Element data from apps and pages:
########
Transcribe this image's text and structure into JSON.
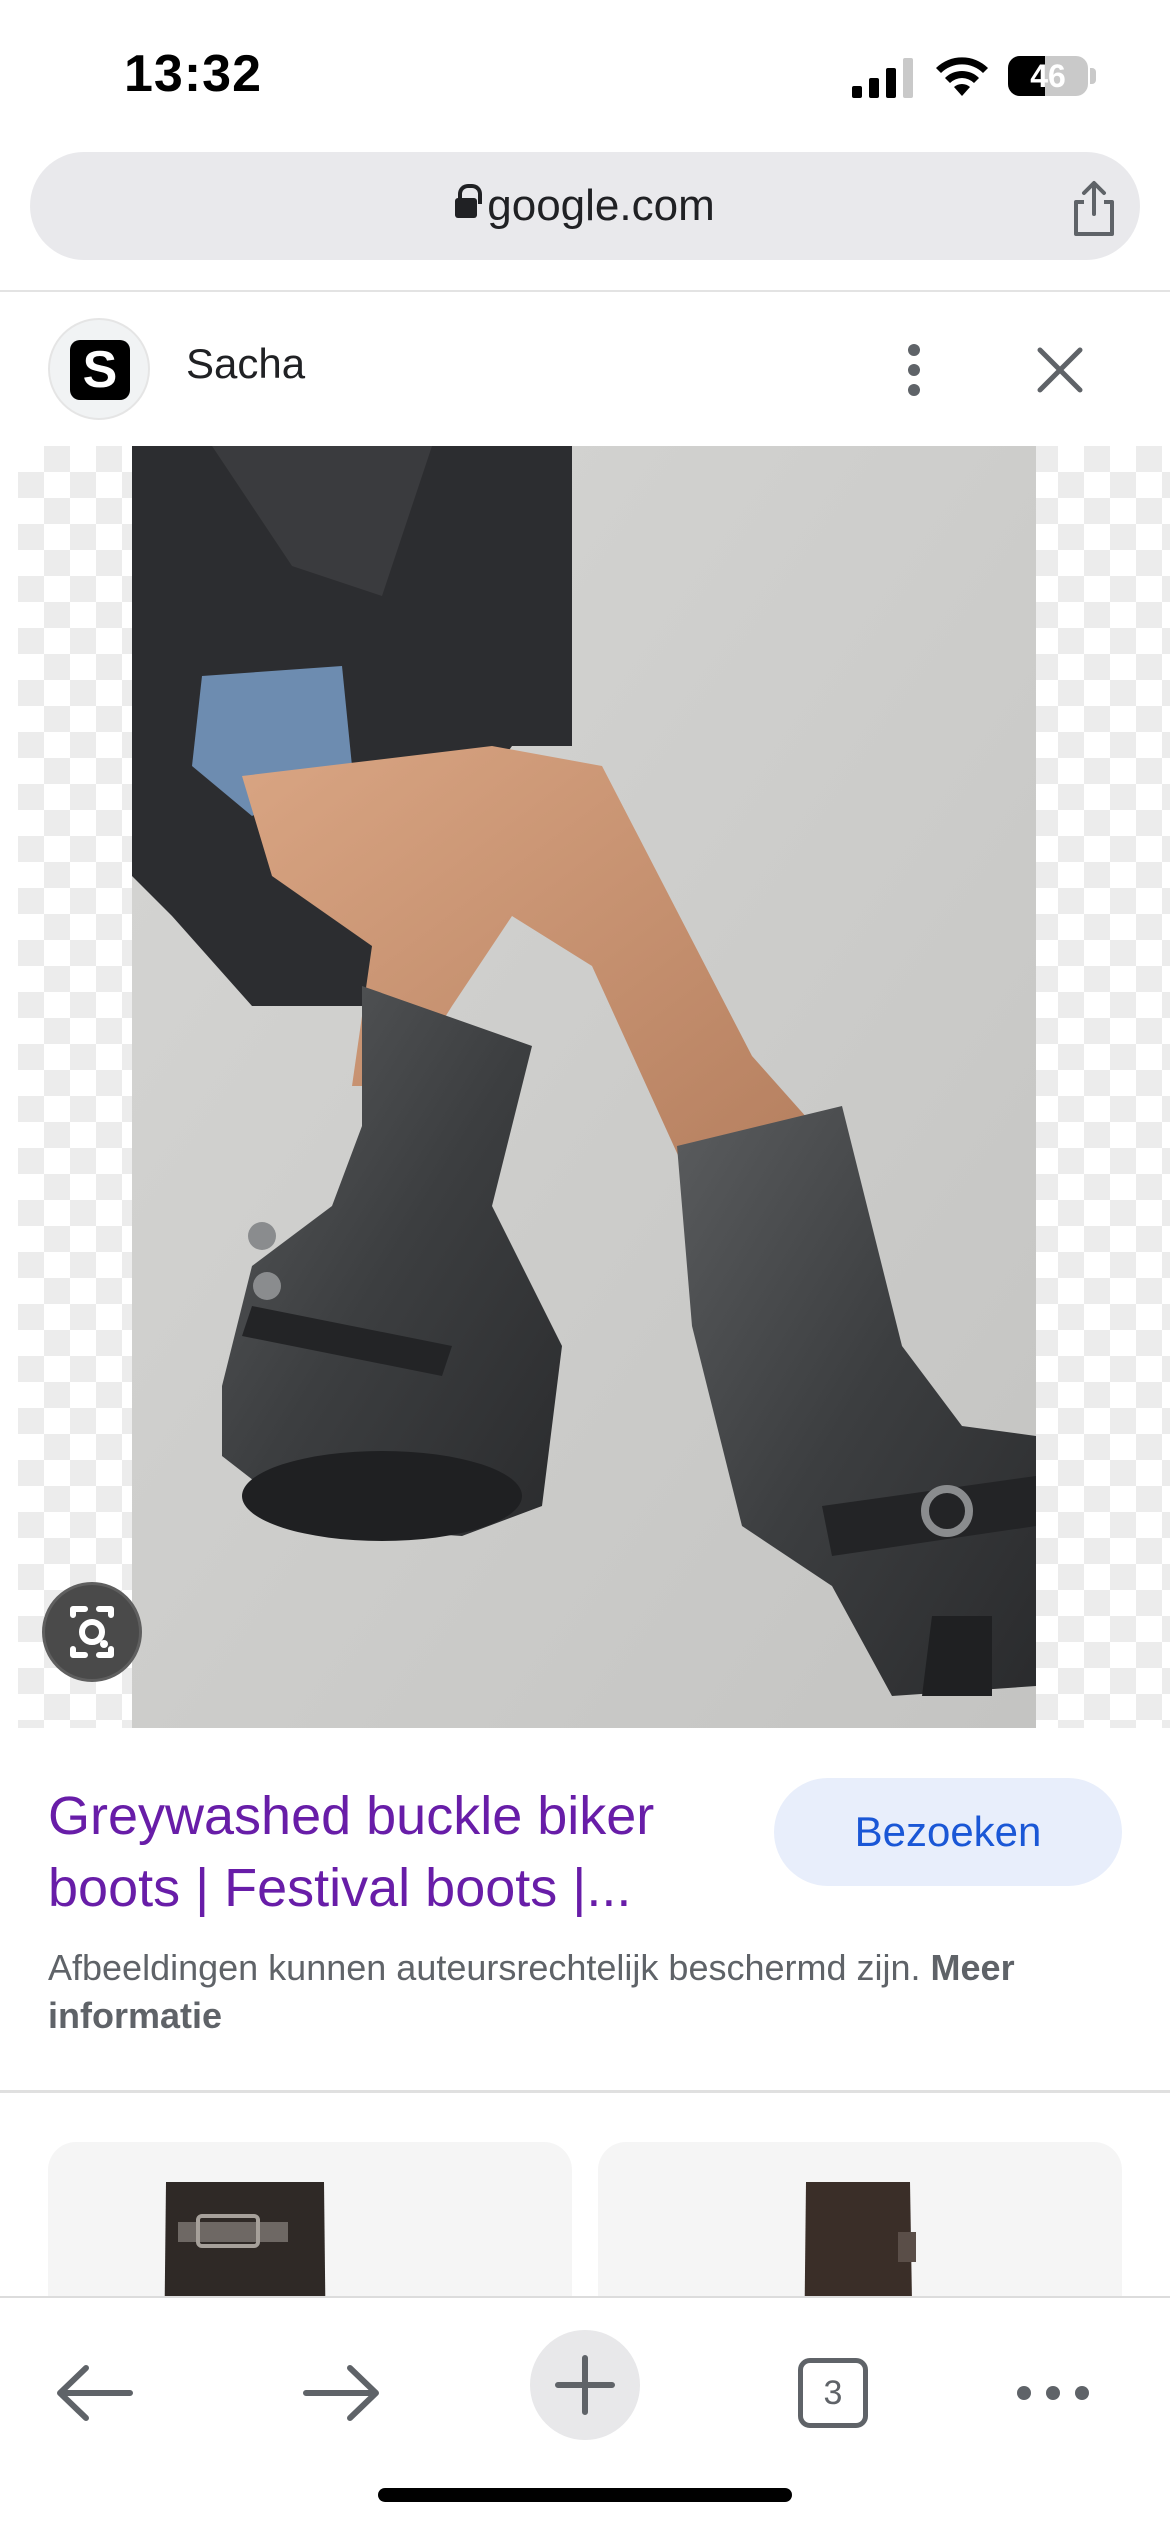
{
  "status_bar": {
    "time": "13:32",
    "battery": "46",
    "battery_level": 0.46,
    "icons": [
      "cellular-signal-icon",
      "wifi-icon",
      "battery-icon"
    ]
  },
  "address_bar": {
    "url": "google.com",
    "icons": [
      "lock-icon",
      "share-icon"
    ]
  },
  "source": {
    "logo_letter": "S",
    "name": "Sacha",
    "icons": [
      "more-vert-icon",
      "close-icon"
    ]
  },
  "image": {
    "lens_icon": "google-lens-icon"
  },
  "result": {
    "title": "Greywashed buckle biker boots | Festival boots |...",
    "visit_label": "Bezoeken",
    "copyright_text": "Afbeeldingen kunnen auteursrechtelijk beschermd zijn.",
    "more_info_link": "Meer informatie"
  },
  "toolbar": {
    "tab_count": "3",
    "icons": [
      "back-arrow-icon",
      "forward-arrow-icon",
      "plus-icon",
      "tabs-icon",
      "more-horiz-icon"
    ]
  },
  "colors": {
    "title_link": "#681da8",
    "visit_button_bg": "#e8eefb",
    "visit_button_text": "#1a57d6"
  }
}
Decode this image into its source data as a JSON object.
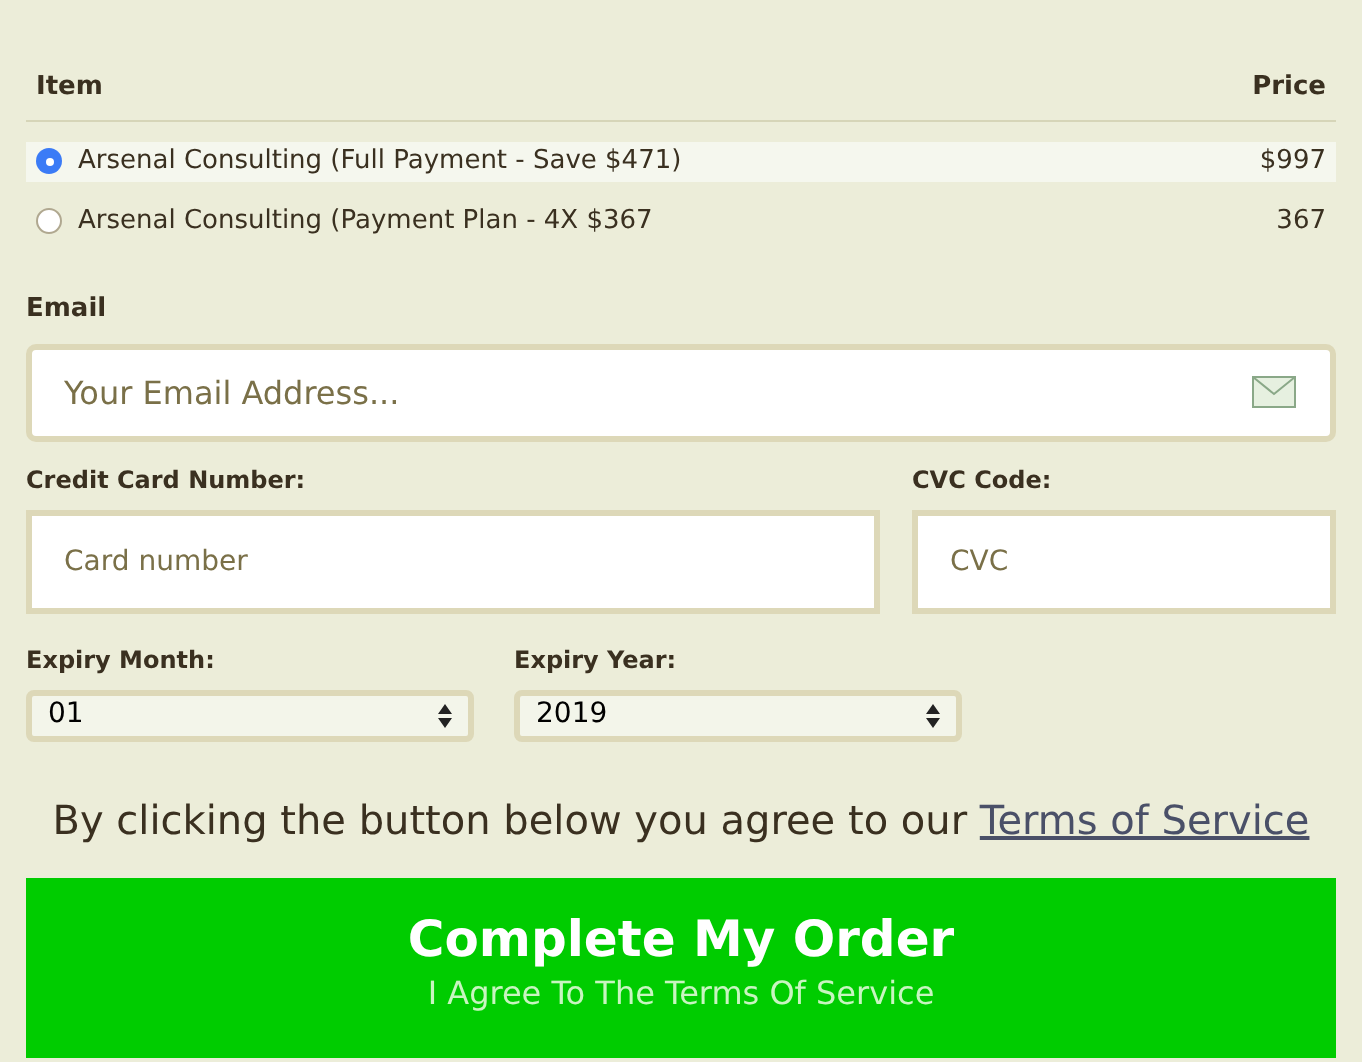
{
  "table": {
    "columns": [
      "Item",
      "Price"
    ],
    "rows": [
      {
        "item": "Arsenal Consulting (Full Payment - Save $471)",
        "price": "$997",
        "selected": true
      },
      {
        "item": "Arsenal Consulting (Payment Plan - 4X $367",
        "price": "367",
        "selected": false
      }
    ]
  },
  "email": {
    "label": "Email",
    "placeholder": "Your Email Address..."
  },
  "card": {
    "label": "Credit Card Number:",
    "placeholder": "Card number"
  },
  "cvc": {
    "label": "CVC Code:",
    "placeholder": "CVC"
  },
  "expiry_month": {
    "label": "Expiry Month:",
    "value": "01"
  },
  "expiry_year": {
    "label": "Expiry Year:",
    "value": "2019"
  },
  "agreement": {
    "text": "By clicking the button below you agree to our",
    "link": "Terms of Service"
  },
  "submit": {
    "title": "Complete My Order",
    "subtitle": "I Agree To The Terms Of Service"
  }
}
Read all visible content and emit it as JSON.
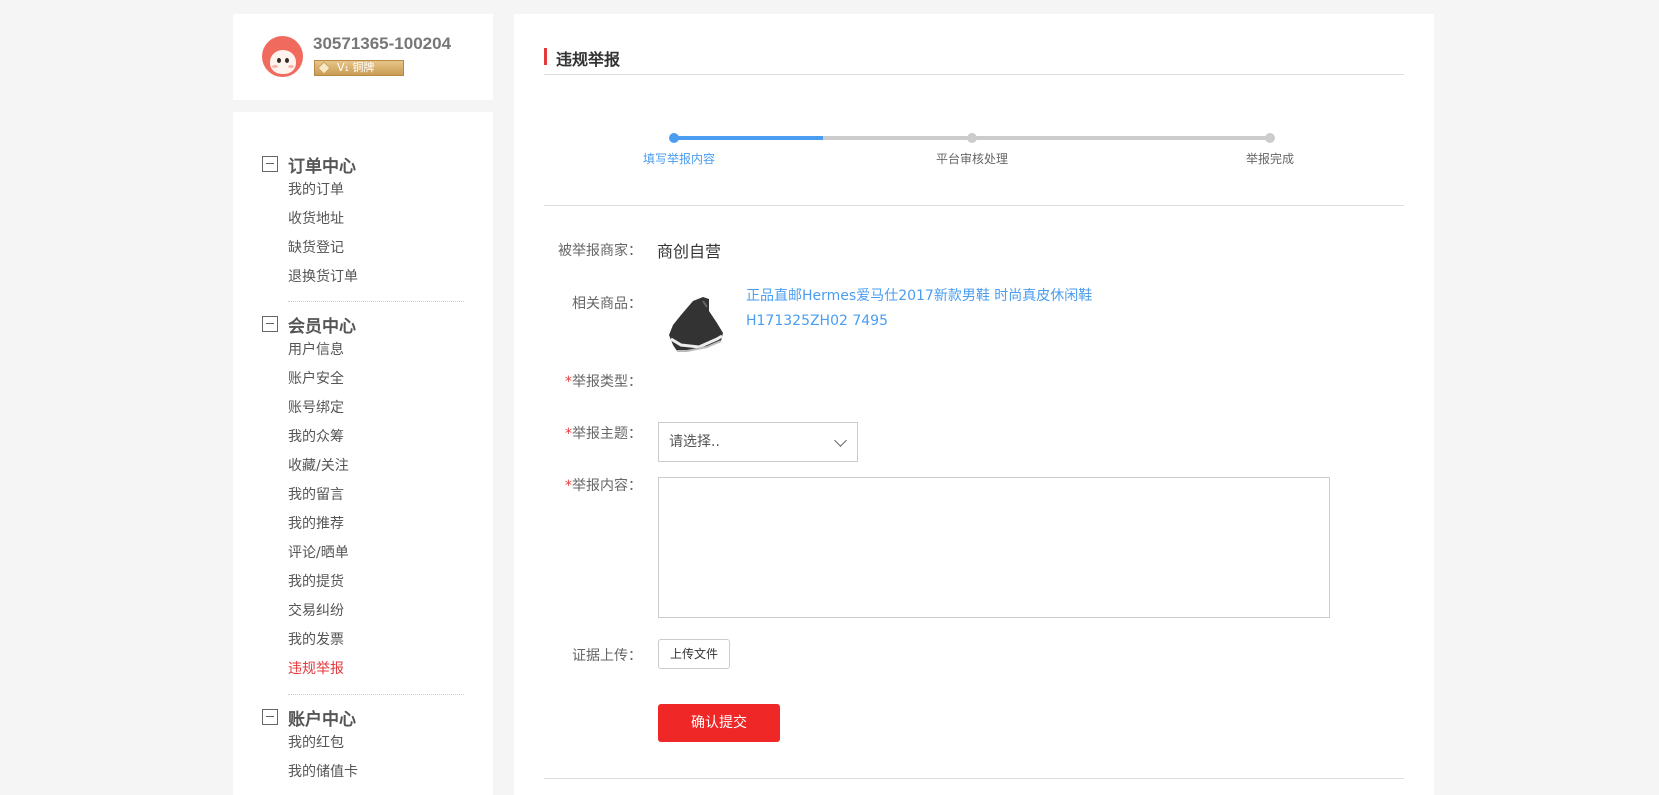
{
  "user": {
    "name": "30571365-100204",
    "level": "V₁ 铜牌"
  },
  "sidebar": {
    "groups": [
      {
        "title": "订单中心",
        "items": [
          "我的订单",
          "收货地址",
          "缺货登记",
          "退换货订单"
        ]
      },
      {
        "title": "会员中心",
        "items": [
          "用户信息",
          "账户安全",
          "账号绑定",
          "我的众筹",
          "收藏/关注",
          "我的留言",
          "我的推荐",
          "评论/晒单",
          "我的提货",
          "交易纠纷",
          "我的发票",
          "违规举报"
        ]
      },
      {
        "title": "账户中心",
        "items": [
          "我的红包",
          "我的储值卡"
        ]
      }
    ],
    "active_item": "违规举报"
  },
  "main": {
    "title": "违规举报",
    "steps": {
      "labels": [
        "填写举报内容",
        "平台审核处理",
        "举报完成"
      ],
      "current": 1,
      "progress": 0.25
    },
    "form": {
      "merchant_label": "被举报商家：",
      "merchant_value": "商创自营",
      "product_label": "相关商品：",
      "product_name_line1": "正品直邮Hermes爱马仕2017新款男鞋 时尚真皮休闲鞋",
      "product_name_line2": "H171325ZH02 7495",
      "type_label": "举报类型：",
      "subject_label": "举报主题：",
      "subject_placeholder": "请选择..",
      "content_label": "举报内容：",
      "evidence_label": "证据上传：",
      "upload_button": "上传文件",
      "submit_button": "确认提交",
      "required_mark": "*"
    }
  },
  "colors": {
    "accent_red": "#e4393c",
    "submit_red": "#f02727",
    "link_blue": "#4a9df0"
  }
}
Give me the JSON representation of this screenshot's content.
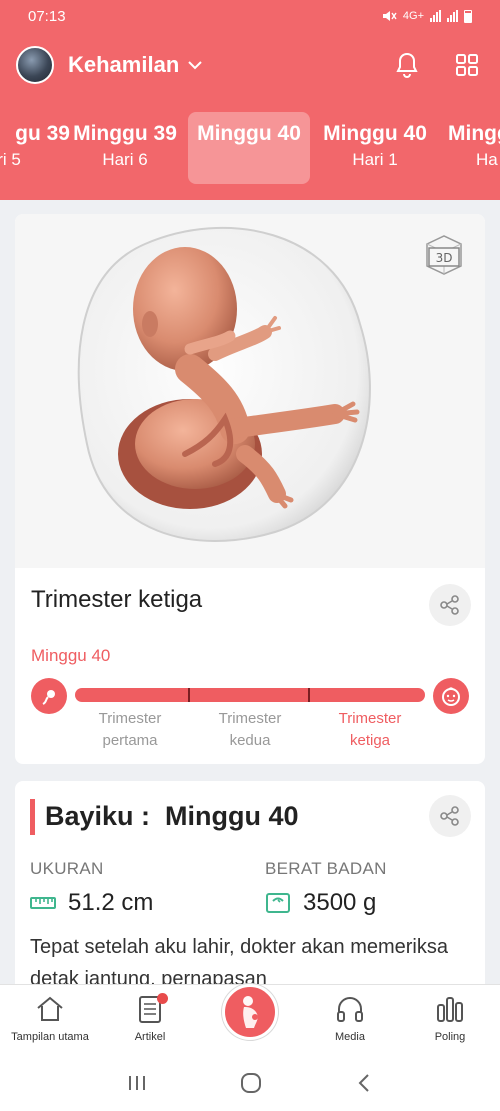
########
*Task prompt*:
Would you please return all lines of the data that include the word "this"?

*Written solution*:
Transcribe this image's text and structure into JSON.
Decode this image into its source data as a JSON object.
Give me the JSON representation of this screenshot's content.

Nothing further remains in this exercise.